Berlitz goes through various aspects of the Atlantis theory - references in ancient texts, oral traditions of various cultures, actual deep-sea findings. The oral tradition part interested me most. Why is it that cultures on the west coast of Europe talk about ancestors coming from the West or about a land of plenty to the West and cultures on the east coast of South and Latin America talk about the things to the East? So many mythical stories refer to wise men coming from either East or West, bringing wisdom and knowledge. Some scholars think that these are actually the ancient Gods, that the Greek and Roman Gods were actually memories of the kings of Atlantis. Interesting, eh?

Many cultures also have the story of the flood and only a handful of people (always with animals) escaping to safety. It's possible that this could also refer to the sinking of Atlantis and the rebuilding of life somewhere else, i.e. whichever land mass was closest.

By the way, apparently both the Canary Islands and the Azores could apparently be Atlantis' mountain peaks. Cool eh? Apparently, when the people of the Azores were first discovered (by the Spaniards maybe?) it was remarked upon that they weren't very advanced. They didn't even have the knowledge of boat-building, which was (is) surprising for an island population. But of course if they were Atlantis' mountain people, they didn't need boats, they had a whole continent to run around on.

Oh and Berlitz says that the Basques still now talk about being descendants of the kings of Atlantis. I wonder if this is true, but don't know anyone to ask.

In any case, I find this all terribly interesting. To me, it makes sense that Atlantis existed. It would explain a lot of similariities and all that. And Plato did write about it a really long time ago. Although Berlitz did quote a scholar (I can't remember her name) who said that Plato simply used a writing technique when he talked about Atlantis - he used something huge that was clearly false to establish that his writings were fiction. It's like starting a book with 'When Hitler won the war...'. So apparently going off to explore the Atlantic ocean floor is missing the whole point.

I believe in it anyway and I want to read more about it - any recommendations? I think I have a couple more book on Atlantis on my shelf, but let me know if you've read any good ones.
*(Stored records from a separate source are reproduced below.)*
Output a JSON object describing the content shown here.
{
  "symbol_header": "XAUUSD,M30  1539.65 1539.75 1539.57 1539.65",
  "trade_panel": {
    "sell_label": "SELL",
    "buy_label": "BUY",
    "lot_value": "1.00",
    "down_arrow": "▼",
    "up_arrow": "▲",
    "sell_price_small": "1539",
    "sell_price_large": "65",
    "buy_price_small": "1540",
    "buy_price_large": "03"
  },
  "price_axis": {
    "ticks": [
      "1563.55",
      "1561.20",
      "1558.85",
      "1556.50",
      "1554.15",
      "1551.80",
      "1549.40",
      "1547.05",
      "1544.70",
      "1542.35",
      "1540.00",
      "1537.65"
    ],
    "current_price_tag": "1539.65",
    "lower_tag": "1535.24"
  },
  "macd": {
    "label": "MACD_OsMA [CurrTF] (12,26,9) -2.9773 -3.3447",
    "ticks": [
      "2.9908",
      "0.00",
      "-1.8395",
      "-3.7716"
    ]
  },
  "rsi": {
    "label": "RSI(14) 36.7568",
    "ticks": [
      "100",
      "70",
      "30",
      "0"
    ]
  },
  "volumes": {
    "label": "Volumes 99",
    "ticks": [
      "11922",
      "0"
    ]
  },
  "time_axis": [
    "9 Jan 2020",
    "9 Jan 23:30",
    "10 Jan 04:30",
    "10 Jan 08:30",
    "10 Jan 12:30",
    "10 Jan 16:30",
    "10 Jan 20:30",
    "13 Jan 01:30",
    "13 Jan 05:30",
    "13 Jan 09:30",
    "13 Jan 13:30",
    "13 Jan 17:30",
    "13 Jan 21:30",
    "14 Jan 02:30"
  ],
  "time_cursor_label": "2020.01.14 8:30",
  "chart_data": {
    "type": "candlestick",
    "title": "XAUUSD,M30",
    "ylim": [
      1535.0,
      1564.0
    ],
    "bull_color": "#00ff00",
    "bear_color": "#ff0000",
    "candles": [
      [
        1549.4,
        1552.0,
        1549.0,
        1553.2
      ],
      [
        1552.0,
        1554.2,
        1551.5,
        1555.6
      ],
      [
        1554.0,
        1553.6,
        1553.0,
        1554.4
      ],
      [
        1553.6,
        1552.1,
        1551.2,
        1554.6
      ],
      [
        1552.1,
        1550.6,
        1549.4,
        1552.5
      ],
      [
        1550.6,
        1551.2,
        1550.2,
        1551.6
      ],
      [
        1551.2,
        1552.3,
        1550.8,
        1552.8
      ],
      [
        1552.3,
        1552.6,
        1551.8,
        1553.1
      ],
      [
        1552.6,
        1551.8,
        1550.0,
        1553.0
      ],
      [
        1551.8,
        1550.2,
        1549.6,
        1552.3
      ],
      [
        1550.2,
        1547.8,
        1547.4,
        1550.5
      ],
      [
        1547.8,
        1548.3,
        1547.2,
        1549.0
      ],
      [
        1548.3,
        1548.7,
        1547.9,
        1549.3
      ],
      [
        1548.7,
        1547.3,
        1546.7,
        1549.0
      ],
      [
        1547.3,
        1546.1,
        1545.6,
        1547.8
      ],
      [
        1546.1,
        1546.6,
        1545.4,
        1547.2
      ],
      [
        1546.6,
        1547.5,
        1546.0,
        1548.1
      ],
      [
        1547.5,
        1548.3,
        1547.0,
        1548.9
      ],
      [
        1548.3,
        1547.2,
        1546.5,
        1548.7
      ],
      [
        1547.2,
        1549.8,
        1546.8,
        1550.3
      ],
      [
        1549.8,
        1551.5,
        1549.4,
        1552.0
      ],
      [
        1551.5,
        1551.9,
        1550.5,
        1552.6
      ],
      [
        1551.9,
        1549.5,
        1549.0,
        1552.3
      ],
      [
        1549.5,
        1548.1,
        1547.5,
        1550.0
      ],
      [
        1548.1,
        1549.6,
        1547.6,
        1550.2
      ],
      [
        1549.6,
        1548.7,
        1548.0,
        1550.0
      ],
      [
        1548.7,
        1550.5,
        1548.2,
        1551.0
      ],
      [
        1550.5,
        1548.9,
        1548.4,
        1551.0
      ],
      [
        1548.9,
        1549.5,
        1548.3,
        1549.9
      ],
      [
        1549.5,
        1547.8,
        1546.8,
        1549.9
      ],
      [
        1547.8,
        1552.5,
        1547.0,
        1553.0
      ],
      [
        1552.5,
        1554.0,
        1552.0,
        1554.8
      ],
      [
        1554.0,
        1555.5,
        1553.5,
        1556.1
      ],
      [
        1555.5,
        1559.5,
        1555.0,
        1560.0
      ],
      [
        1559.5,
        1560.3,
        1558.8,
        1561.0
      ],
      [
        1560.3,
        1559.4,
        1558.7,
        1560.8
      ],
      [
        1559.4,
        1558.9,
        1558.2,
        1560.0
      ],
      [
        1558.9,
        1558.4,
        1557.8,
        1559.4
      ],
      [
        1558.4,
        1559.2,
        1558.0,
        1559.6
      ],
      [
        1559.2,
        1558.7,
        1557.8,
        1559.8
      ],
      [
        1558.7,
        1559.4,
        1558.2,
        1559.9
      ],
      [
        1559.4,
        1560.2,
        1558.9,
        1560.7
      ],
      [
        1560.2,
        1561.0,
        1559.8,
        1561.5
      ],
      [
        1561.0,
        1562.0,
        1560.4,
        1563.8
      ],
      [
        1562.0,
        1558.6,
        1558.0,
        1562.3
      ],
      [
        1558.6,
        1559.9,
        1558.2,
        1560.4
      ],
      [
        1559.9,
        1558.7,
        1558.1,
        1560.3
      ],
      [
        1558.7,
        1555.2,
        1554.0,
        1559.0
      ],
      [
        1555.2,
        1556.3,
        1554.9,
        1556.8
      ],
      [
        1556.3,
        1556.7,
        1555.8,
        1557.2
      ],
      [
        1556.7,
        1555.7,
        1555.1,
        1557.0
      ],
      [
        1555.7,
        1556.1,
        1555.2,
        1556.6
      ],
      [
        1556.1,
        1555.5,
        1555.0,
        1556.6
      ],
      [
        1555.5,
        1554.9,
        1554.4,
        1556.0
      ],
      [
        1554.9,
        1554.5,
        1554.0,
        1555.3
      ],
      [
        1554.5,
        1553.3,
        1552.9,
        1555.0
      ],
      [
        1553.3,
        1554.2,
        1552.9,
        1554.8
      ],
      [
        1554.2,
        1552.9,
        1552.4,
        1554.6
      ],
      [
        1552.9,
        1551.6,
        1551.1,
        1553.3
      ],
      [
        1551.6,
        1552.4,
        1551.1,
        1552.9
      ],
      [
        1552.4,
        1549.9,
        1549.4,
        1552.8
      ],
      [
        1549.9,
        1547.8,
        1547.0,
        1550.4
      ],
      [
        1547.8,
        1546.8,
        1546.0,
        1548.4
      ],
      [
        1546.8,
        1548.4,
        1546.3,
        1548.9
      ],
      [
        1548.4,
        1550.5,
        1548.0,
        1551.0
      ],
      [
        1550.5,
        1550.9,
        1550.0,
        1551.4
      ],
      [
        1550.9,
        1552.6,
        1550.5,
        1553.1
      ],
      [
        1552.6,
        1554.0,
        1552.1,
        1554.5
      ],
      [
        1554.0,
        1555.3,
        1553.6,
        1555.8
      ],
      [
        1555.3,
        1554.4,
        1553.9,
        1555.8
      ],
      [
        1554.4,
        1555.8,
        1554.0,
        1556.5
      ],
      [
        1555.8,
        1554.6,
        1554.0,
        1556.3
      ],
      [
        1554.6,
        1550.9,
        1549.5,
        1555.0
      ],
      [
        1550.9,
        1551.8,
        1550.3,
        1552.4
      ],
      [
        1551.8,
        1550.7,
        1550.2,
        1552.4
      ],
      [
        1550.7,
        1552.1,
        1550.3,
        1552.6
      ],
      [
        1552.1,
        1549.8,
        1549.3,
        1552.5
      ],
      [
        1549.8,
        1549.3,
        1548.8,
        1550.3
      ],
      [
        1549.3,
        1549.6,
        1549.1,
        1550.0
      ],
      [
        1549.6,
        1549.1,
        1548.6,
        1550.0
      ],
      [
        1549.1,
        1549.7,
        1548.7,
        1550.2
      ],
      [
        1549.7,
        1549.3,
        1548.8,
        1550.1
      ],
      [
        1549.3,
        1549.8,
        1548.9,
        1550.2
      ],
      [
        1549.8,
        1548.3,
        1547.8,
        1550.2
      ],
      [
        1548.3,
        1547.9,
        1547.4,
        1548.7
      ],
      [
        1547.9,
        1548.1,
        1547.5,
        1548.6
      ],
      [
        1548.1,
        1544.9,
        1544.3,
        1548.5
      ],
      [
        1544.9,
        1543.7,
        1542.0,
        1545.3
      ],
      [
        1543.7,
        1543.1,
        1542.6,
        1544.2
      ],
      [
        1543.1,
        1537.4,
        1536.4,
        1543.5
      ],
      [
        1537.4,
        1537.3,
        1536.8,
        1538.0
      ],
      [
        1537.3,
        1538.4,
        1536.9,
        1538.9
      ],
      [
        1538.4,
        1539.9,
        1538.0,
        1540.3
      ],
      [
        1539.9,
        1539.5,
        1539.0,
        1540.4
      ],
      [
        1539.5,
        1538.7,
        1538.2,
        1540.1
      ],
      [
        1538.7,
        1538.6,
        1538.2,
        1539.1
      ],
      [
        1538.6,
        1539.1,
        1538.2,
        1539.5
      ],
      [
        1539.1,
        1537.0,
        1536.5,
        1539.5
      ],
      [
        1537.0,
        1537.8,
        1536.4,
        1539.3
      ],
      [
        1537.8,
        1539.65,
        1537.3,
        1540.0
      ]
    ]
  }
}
As an interesting aside, to me anyway, Charles Berlitz is the grandson of Maximilian Berlitz, who founded the famous Berlitz language schools. Apparently, when he was growing his grandfather instructed everyone around him, family and staff, to each speak to him in a different language. He grew up speaking something like eight languages fluently, but remembers believing that everyone in the world had their own language and wondering why he was the only one who didn't. Isn't that sad?